Wisconsin saw even lower millennial voter turnout in 2016 than in 2012.
“The state is no longer in the stratosphere of the highest turnouts in this country,” according to UW-Madison political science Professor Barry Burden, who recently was interviwed by Capital Times newspaper.
If students want change, they need to vote, Holmquist said.
“Looking back over my voting history, I have voted for many presidential candidates who have not won,” Holmquist said. “I still showed the proper respect for the office of president. The position deserves my respect and my support.” He encourages students to get out and vote if they really want to make a difference.
The Center for Information & Research on Civic Learning and Engagement estimates 23.7 million young voters aged 18-29 participated in the 2016 presidential election. That number represents close to 50 percent of U.S. citizens aged 18-29. National polls estimate that 13 million youth voted for Clinton and almost 9 million youth voted for Donald Trump. An additional 2 million young people voted for third party candidates
According to many national and local news media outlets, if Vermont Sen. Bernie Sanders would have won the Democratic nomination, the election might have turned out differently.
“In my organic chemistry class we took a mock vote for president last semester. There were over 40 students. Sanders won by over 50 percent. Clinton was a close second, and Trump only had a few votes,” Vandenbergh said.
A similar situation developed in 1980, Holmquist recalled.
“And, like Bernie Sanders this year — who got a lot of support from young people — we had a third party candidate, John Anderson, to get behind in the 1980 election. He actually came and spoke at UWRF during the 1980 campaign. So it was a politically charged time as well, even though Reagan went on to win by a landslide,” said Holmquist.
Sanders was the front runner for college students. In the Wisconsin primary, he led Clinton 57 to 43 percentage points.
“I love Bernie Sanders,” said UWRF journalism major Matt Clark. Students would have liked to have seen Sanders get the nomination. They supported his ideas and goals, added Clark.
The Facebook page “College Students for Bernie Sanders” is still up and running. The site is a progressive grassroots movement aiming to mobilize college students in support of Sanders and all that he stands for.
Sanders, in response to Trump winning, tweeted on Nov. 10: “If Donald Trump takes people’s anger and turns it against Muslims, Hispanics, African Americans and women, we will be his worst nightmare.”
While many people are still reeling from this month’s presidential election results, other are looking toward the future.
“I may not agree, but we need to move forward and when we move forward we need to do so together. We can accomplish a lot more together than apart. Being open to possibility is a good thing,” said Holmquist.

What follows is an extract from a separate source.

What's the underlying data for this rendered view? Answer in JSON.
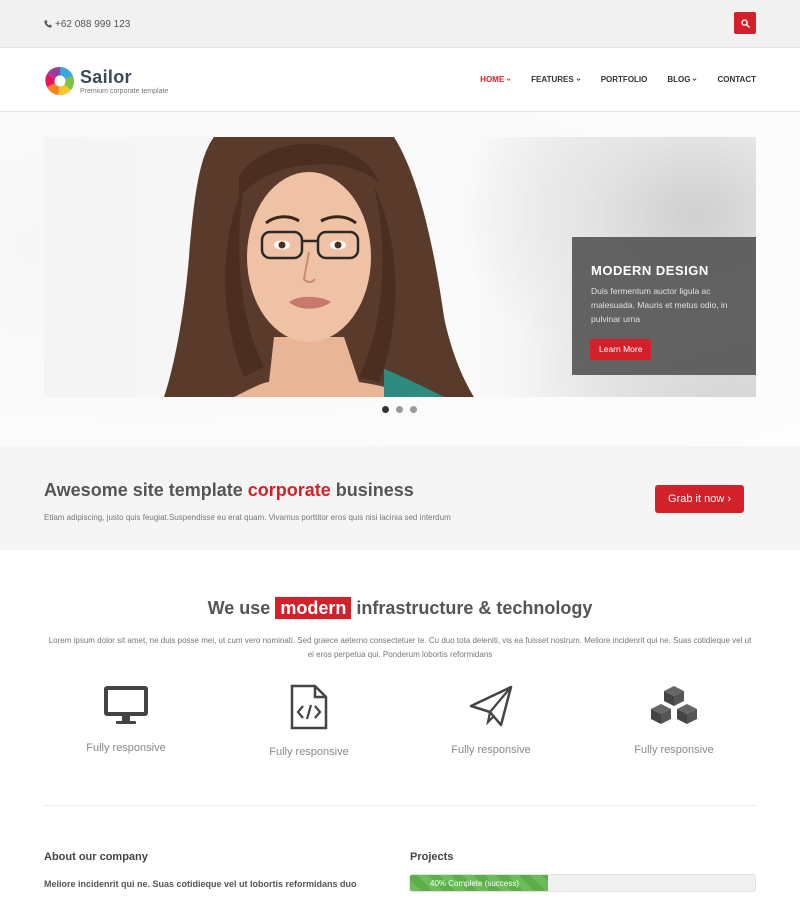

“I’m very satisfied with the election results,” Vandenberg said. “I’m excited about Trump. He has a lot of energy and good intentions. Sanders was a good guy and I would like free tuition, but let’s be realistic, there is no way he could have got that done.”
“Four years is a long time from now,” Sanders recently told the Associated Press, referring to the possibility of running for president in 2020. He acknowledged that he faces re-election to the U.S. Senate in 2018, but added: “We’ll take one thing at a time, but I’m not ruling out anything.”
Clark, for one, has his doubts: “Bernie is going to be too old in 2020, and I wouldn’t vote for him, but I know that there will be others like him in the future. I am going to look forward and move on.”